- redirect Páez
Páez may refer to:
Usage examples of "paez".
Spies were set to watch the daring llanero, and after some days they informed their leaders that Paez had gone out unarmed, and that there was a good opportunity to seize his weapons as a preliminary to his arrest.
When the act became known to the llaneros they proclaimed Paez their general, and were ready to follow him to the death.
Joseph Antonio Paez, the leader of the band of patriot horsemen, and one of the most daring and striking figures among the liberators of South America.
After the death of his mother young Paez inherited her property in Barinas, and divided it with his sisters who were living in that town.
Spanish soldiers that this was the famous Captain Paez, who had done them so much mischief.

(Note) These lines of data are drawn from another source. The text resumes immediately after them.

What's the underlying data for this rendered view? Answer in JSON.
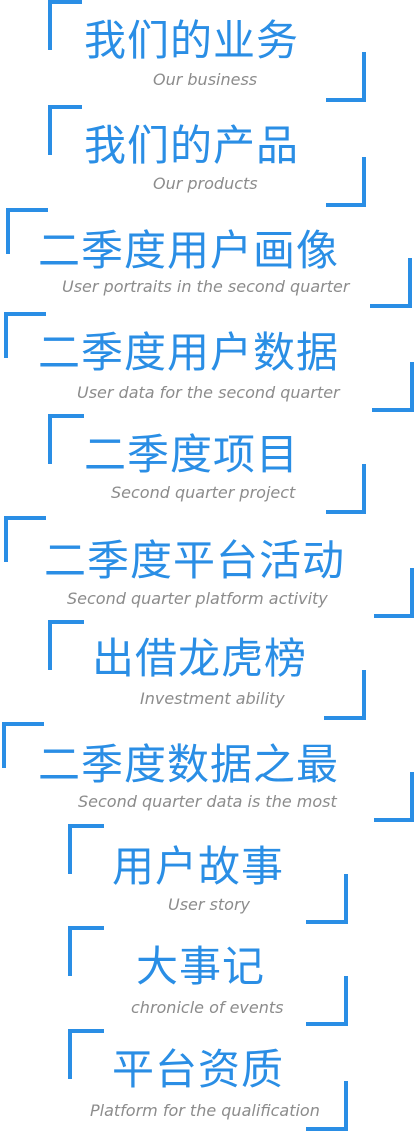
{
  "accent_color": "#2a8ee5",
  "subtitle_color": "#8c8c8c",
  "sections": [
    {
      "title": "我们的业务",
      "subtitle": "Our business"
    },
    {
      "title": "我们的产品",
      "subtitle": "Our products"
    },
    {
      "title": "二季度用户画像",
      "subtitle": "User portraits in the second quarter"
    },
    {
      "title": "二季度用户数据",
      "subtitle": "User data for the second quarter"
    },
    {
      "title": "二季度项目",
      "subtitle": "Second quarter project"
    },
    {
      "title": "二季度平台活动",
      "subtitle": "Second quarter platform activity"
    },
    {
      "title": "出借龙虎榜",
      "subtitle": "Investment ability"
    },
    {
      "title": "二季度数据之最",
      "subtitle": "Second quarter data is the most"
    },
    {
      "title": "用户故事",
      "subtitle": "User story"
    },
    {
      "title": "大事记",
      "subtitle": "chronicle of events"
    },
    {
      "title": "平台资质",
      "subtitle": "Platform for the qualification"
    }
  ]
}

But this officer, who was well aware of the valor of Paez, and perceived his great influence over the people of Barinas, deemed it very imprudent to take a step that might lead to a general outbreak, and concluded to let his perilous visitor alone.

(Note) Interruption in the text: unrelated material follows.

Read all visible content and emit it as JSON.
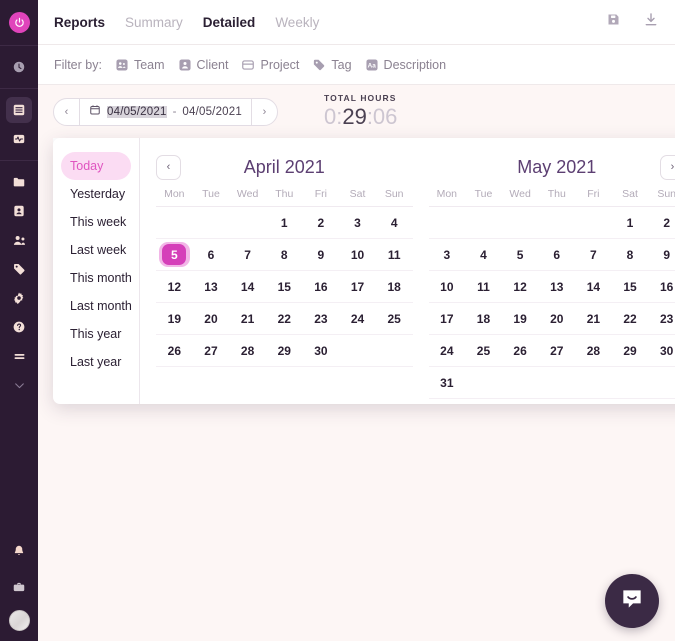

He therefore appeased his soldiers, and Paez was left unmolested in the house of his sisters.
When Paez returned home after his outing, he was told that armed men had visited the house and taken away his sword and pistols.
The versatile governor again gave way, and that night the Paez mansion was entered and he taken from his bed, put in irons, and locked up in prison.

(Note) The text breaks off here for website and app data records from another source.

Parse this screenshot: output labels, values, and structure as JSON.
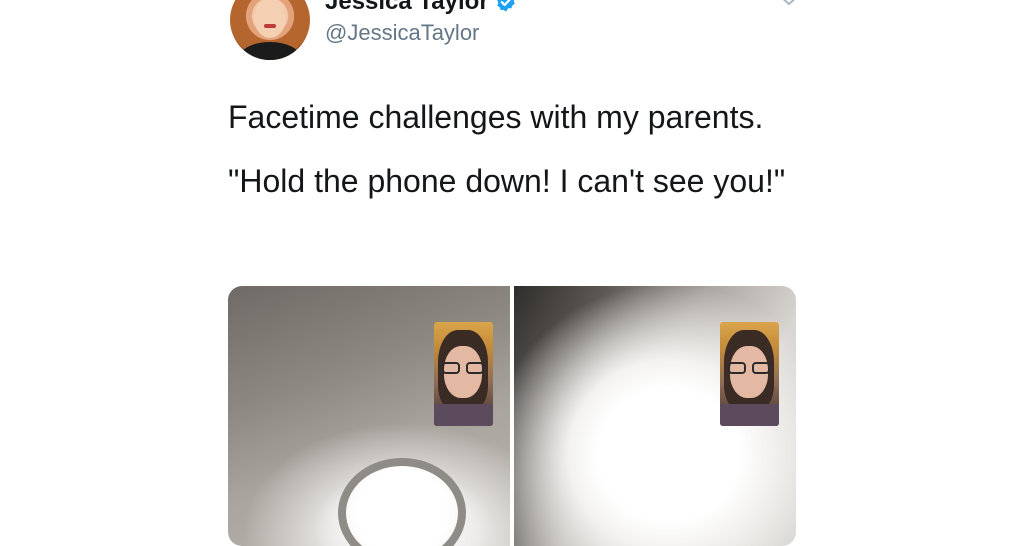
{
  "tweet": {
    "author": {
      "display_name": "Jessica Taylor",
      "handle": "@JessicaTaylor",
      "verified": true,
      "avatar_icon": "profile-photo",
      "verified_icon": "verified-badge-icon",
      "verified_color": "#1da1f2"
    },
    "menu_icon": "chevron-down-icon",
    "text_lines": [
      "Facetime challenges with my parents.",
      "\"Hold the phone down! I can't see you!\""
    ],
    "media": [
      {
        "name": "facetime-screenshot-1",
        "description_icon": "ceiling-light-photo"
      },
      {
        "name": "facetime-screenshot-2",
        "description_icon": "ceiling-light-photo"
      }
    ]
  },
  "colors": {
    "text_primary": "#14171a",
    "text_secondary": "#657786",
    "background": "#ffffff"
  }
}
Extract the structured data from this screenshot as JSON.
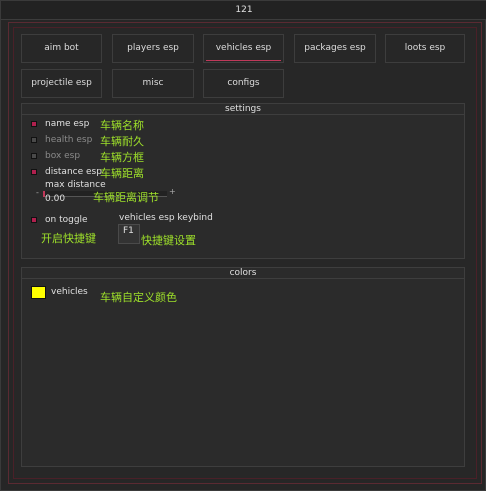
{
  "window": {
    "title": "121"
  },
  "tabs": [
    {
      "label": "aim bot",
      "active": false
    },
    {
      "label": "players esp",
      "active": false
    },
    {
      "label": "vehicles esp",
      "active": true
    },
    {
      "label": "packages esp",
      "active": false
    },
    {
      "label": "loots esp",
      "active": false
    },
    {
      "label": "projectile esp",
      "active": false
    },
    {
      "label": "misc",
      "active": false
    },
    {
      "label": "configs",
      "active": false
    }
  ],
  "settings": {
    "header": "settings",
    "checkboxes": [
      {
        "label": "name esp",
        "checked": true,
        "note": "车辆名称"
      },
      {
        "label": "health esp",
        "checked": false,
        "note": "车辆耐久"
      },
      {
        "label": "box esp",
        "checked": false,
        "note": "车辆方框"
      },
      {
        "label": "distance esp",
        "checked": true,
        "note": "车辆距离"
      }
    ],
    "slider": {
      "label": "max distance",
      "value": "0.00",
      "fraction": 0.0,
      "note": "车辆距离调节",
      "minus": "-",
      "plus": "+"
    },
    "toggle": {
      "label": "on toggle",
      "checked": true,
      "note": "开启快捷键"
    },
    "keybind": {
      "label": "vehicles esp keybind",
      "value": "F1",
      "note": "快捷键设置"
    }
  },
  "colors": {
    "header": "colors",
    "items": [
      {
        "label": "vehicles",
        "color": "#ffff00",
        "note": "车辆自定义颜色"
      }
    ]
  },
  "accent": "#c0395a",
  "note_color": "#9ee02a"
}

On Garcia complaining to him of the weight of his irons and the miserable condition of the prisoners, Paez accused him of cowardice, and offered to exchange fetters with him.
When the jailor opened the door in the morning he was promptly knocked down by Paez and threatened with instant death if he made a sound.
Breaking into the guard-room, they seized the arms of the guard, set free those whose irons were not yet broken, and marched from the prison, with Paez at their head, upon the Spanish garrison, two hundred in number.
Bolivar and Paez entreated them in vain, and they declared that rather than go to the hill-country they would desert and return to their native plains, where alone they were willing to fight.
Tidings of the mutiny were brought to General Paez in his quarters and threw him into a paroxysm of rage.
Bolivar secretly detached three battalions of his best troops, including the British legion and a strong column of cavalry under General Paez, directing them to follow the guide and preserve as much silence and secrecy as possible.